• TRY IT: Repeat the entries shown below with every word and mark intact.

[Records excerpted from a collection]
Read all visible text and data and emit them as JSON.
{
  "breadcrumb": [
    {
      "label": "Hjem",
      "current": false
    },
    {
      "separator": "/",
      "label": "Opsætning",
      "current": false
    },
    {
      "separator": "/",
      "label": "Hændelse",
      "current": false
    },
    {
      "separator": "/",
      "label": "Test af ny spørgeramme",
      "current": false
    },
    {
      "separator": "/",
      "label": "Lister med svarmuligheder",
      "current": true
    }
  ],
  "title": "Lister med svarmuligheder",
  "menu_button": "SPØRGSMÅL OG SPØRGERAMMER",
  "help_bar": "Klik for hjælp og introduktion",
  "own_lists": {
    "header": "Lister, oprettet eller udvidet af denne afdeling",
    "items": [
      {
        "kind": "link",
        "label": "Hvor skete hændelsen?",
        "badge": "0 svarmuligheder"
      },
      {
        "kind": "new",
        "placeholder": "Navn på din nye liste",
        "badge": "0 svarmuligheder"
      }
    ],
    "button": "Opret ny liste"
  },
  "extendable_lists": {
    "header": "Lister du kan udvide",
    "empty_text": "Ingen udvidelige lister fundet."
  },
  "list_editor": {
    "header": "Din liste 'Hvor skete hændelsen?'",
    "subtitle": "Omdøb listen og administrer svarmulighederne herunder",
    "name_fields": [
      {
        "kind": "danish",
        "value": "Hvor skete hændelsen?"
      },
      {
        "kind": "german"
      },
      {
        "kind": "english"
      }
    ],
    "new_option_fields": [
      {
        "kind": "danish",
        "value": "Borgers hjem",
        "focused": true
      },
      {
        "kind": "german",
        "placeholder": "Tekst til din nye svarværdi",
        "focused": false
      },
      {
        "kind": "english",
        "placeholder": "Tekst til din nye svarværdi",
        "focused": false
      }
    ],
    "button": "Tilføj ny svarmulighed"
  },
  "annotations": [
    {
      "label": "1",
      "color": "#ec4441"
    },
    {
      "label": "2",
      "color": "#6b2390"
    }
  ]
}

• REPLY TO THE TASK:
Read all visible text and data and emit them as JSON.
{
  "breadcrumb": [
    {
      "label": "Hjem",
      "current": false
    },
    {
      "separator": "/",
      "label": "Opsætning",
      "current": false
    },
    {
      "separator": "/",
      "label": "Hændelse",
      "current": false
    },
    {
      "separator": "/",
      "label": "Test af ny spørgeramme",
      "current": false
    },
    {
      "separator": "/",
      "label": "Lister med svarmuligheder",
      "current": true
    }
  ],
  "title": "Lister med svarmuligheder",
  "menu_button": "SPØRGSMÅL OG SPØRGERAMMER",
  "help_bar": "Klik for hjælp og introduktion",
  "own_lists": {
    "header": "Lister, oprettet eller udvidet af denne afdeling",
    "items": [
      {
        "kind": "link",
        "label": "Hvor skete hændelsen?",
        "badge": "0 svarmuligheder"
      },
      {
        "kind": "new",
        "placeholder": "Navn på din nye liste",
        "badge": "0 svarmuligheder"
      }
    ],
    "button": "Opret ny liste"
  },
  "extendable_lists": {
    "header": "Lister du kan udvide",
    "empty_text": "Ingen udvidelige lister fundet."
  },
  "list_editor": {
    "header": "Din liste 'Hvor skete hændelsen?'",
    "subtitle": "Omdøb listen og administrer svarmulighederne herunder",
    "name_fields": [
      {
        "kind": "danish",
        "value": "Hvor skete hændelsen?"
      },
      {
        "kind": "german"
      },
      {
        "kind": "english"
      }
    ],
    "new_option_fields": [
      {
        "kind": "danish",
        "value": "Borgers hjem",
        "focused": true
      },
      {
        "kind": "german",
        "placeholder": "Tekst til din nye svarværdi",
        "focused": false
      },
      {
        "kind": "english",
        "placeholder": "Tekst til din nye svarværdi",
        "focused": false
      }
    ],
    "button": "Tilføj ny svarmulighed"
  },
  "annotations": [
    {
      "label": "1",
      "color": "#ec4441"
    },
    {
      "label": "2",
      "color": "#6b2390"
    }
  ]
}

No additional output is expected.